> **Exercise directions**
All entries are to be reproduced exactly; the pictures are to be omitted.
(Source records Opens)
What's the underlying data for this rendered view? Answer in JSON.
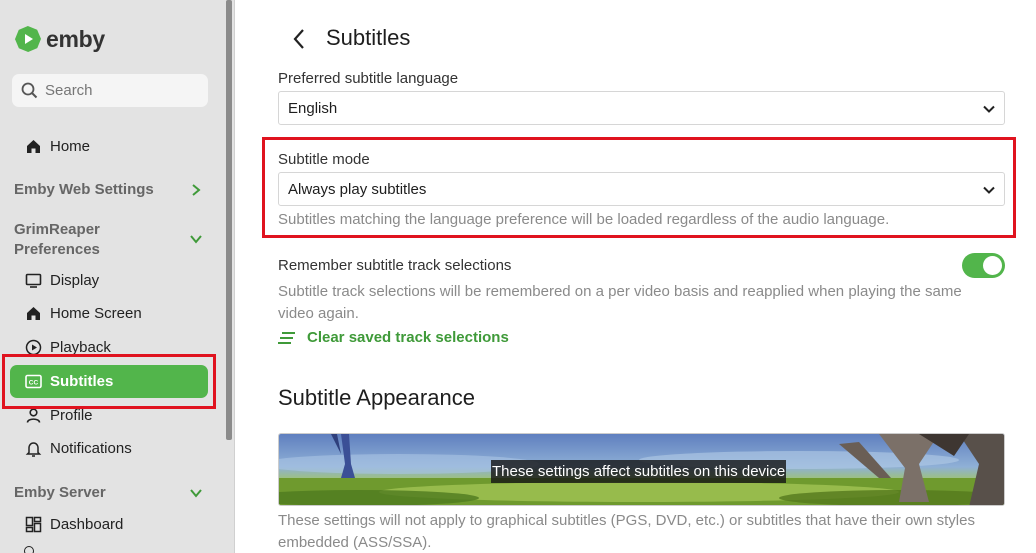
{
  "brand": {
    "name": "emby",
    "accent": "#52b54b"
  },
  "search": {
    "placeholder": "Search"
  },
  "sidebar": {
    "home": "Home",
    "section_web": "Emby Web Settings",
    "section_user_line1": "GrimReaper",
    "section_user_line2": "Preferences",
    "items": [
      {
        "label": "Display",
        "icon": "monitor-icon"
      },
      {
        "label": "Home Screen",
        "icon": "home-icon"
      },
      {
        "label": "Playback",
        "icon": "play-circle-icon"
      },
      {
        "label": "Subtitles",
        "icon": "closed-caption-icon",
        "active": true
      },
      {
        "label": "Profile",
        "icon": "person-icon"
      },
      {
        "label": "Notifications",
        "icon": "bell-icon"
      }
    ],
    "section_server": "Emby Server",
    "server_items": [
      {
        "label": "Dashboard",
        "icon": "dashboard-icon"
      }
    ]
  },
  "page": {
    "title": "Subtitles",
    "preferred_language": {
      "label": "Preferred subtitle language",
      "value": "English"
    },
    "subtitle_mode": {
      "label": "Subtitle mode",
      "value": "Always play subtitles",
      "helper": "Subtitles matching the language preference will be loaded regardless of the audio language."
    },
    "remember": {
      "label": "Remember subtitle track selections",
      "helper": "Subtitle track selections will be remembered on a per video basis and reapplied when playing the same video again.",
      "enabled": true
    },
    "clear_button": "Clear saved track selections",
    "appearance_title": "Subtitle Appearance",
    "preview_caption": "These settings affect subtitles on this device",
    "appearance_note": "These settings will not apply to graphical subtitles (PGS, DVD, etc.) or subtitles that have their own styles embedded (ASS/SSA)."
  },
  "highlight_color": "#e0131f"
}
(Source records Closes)
> **Exercise output**
What's the underlying data for this rendered view? Answer in JSON.
{
  "brand": {
    "name": "emby",
    "accent": "#52b54b"
  },
  "search": {
    "placeholder": "Search"
  },
  "sidebar": {
    "home": "Home",
    "section_web": "Emby Web Settings",
    "section_user_line1": "GrimReaper",
    "section_user_line2": "Preferences",
    "items": [
      {
        "label": "Display",
        "icon": "monitor-icon"
      },
      {
        "label": "Home Screen",
        "icon": "home-icon"
      },
      {
        "label": "Playback",
        "icon": "play-circle-icon"
      },
      {
        "label": "Subtitles",
        "icon": "closed-caption-icon",
        "active": true
      },
      {
        "label": "Profile",
        "icon": "person-icon"
      },
      {
        "label": "Notifications",
        "icon": "bell-icon"
      }
    ],
    "section_server": "Emby Server",
    "server_items": [
      {
        "label": "Dashboard",
        "icon": "dashboard-icon"
      }
    ]
  },
  "page": {
    "title": "Subtitles",
    "preferred_language": {
      "label": "Preferred subtitle language",
      "value": "English"
    },
    "subtitle_mode": {
      "label": "Subtitle mode",
      "value": "Always play subtitles",
      "helper": "Subtitles matching the language preference will be loaded regardless of the audio language."
    },
    "remember": {
      "label": "Remember subtitle track selections",
      "helper": "Subtitle track selections will be remembered on a per video basis and reapplied when playing the same video again.",
      "enabled": true
    },
    "clear_button": "Clear saved track selections",
    "appearance_title": "Subtitle Appearance",
    "preview_caption": "These settings affect subtitles on this device",
    "appearance_note": "These settings will not apply to graphical subtitles (PGS, DVD, etc.) or subtitles that have their own styles embedded (ASS/SSA)."
  },
  "highlight_color": "#e0131f"
}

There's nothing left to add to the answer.